Ensemble Appassionato/Mathieu Herzog
Naïve V 5457 83:29 mins (2 discs)
Ensemble Appassionato is an orchestra of some 40-plus of the best French players founded by the conductor, violist, composer and arranger Mathieu Herzog to offer ‘a new, elegant and accessible vision of the great orchestral masterpieces’. They certainly play with precision and verve, with a nod towards period practice in their approach to Mozart, but also with an implication that ‘Mozart’s music must be completely alive and continue to evolve with us’.
In fact, their approach to the first two movements of the E flat Symphony is relatively traditional: a weighty introduction and gracefully phrased Allegro, and an Andante with a subtle flexibility of tempo.

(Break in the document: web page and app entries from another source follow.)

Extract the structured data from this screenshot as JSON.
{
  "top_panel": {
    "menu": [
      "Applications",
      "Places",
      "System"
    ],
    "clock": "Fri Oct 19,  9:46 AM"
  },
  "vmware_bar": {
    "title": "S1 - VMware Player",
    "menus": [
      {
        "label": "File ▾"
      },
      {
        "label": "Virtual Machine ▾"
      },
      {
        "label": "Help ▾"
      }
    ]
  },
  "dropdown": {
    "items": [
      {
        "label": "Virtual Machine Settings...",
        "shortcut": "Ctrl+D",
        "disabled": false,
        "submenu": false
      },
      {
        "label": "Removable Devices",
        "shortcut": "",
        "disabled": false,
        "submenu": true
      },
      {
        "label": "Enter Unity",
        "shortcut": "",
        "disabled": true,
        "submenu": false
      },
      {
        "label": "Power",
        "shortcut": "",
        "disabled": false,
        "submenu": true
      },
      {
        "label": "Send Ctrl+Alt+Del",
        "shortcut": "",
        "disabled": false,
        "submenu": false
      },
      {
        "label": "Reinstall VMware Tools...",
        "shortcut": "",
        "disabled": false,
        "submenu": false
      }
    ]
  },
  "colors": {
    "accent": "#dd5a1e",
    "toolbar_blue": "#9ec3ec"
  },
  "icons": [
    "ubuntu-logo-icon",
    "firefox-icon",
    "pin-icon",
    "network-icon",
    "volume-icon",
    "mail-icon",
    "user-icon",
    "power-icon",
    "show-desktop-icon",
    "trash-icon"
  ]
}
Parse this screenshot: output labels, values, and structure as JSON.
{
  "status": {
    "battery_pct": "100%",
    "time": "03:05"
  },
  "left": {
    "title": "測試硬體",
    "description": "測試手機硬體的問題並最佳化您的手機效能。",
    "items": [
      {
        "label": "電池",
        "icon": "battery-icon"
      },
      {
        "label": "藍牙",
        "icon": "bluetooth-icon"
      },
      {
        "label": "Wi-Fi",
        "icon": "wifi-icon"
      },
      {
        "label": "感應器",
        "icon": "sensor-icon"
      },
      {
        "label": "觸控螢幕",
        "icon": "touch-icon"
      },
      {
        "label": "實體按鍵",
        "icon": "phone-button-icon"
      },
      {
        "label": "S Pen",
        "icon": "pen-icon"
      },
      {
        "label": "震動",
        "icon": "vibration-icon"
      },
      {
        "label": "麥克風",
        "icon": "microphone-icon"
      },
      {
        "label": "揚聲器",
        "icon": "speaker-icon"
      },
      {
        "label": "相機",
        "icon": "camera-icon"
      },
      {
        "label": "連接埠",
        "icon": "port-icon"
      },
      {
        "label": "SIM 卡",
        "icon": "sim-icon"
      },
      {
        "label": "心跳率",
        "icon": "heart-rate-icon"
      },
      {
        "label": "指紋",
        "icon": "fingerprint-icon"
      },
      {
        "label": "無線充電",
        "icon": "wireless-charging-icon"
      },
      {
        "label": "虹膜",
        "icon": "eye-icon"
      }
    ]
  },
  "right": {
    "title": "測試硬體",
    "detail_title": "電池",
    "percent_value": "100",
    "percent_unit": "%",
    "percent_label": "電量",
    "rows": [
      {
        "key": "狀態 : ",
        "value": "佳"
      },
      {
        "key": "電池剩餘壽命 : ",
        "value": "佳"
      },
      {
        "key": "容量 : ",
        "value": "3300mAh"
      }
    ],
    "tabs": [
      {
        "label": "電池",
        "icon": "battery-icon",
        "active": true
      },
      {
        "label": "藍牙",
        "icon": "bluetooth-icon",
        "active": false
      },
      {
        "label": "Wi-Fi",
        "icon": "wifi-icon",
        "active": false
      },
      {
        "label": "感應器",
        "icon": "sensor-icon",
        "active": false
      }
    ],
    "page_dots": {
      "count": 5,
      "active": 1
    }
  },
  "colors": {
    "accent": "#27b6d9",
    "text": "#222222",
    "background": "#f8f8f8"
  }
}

But then the Menuetto is suddenly fast and fierce; a treatment Herzog applies to the Minuets of both the other symphonies – presumably to invoke the pre-echoes of Beethoven he refers to in his booklet note. But that hardly accounts for the slowish, strangely subdued launch of the G minor Symphony, nor for leaving out the repeat of the first half of its sublime slow movement – rather finely played here. As for the Jupiter: the peremptory pace with which its opening movement is dispatched must make it about the fastest on record, just as the romantically languid tempo for the Andante – in which Herzog does include the first half repeat – must be among the slowest. And the wondrous finale is scrambled through so hastily that many of its contrapuntal ingenuities go for nothing. All very stimulating, no doubt – but difficult to discern precisely to what end.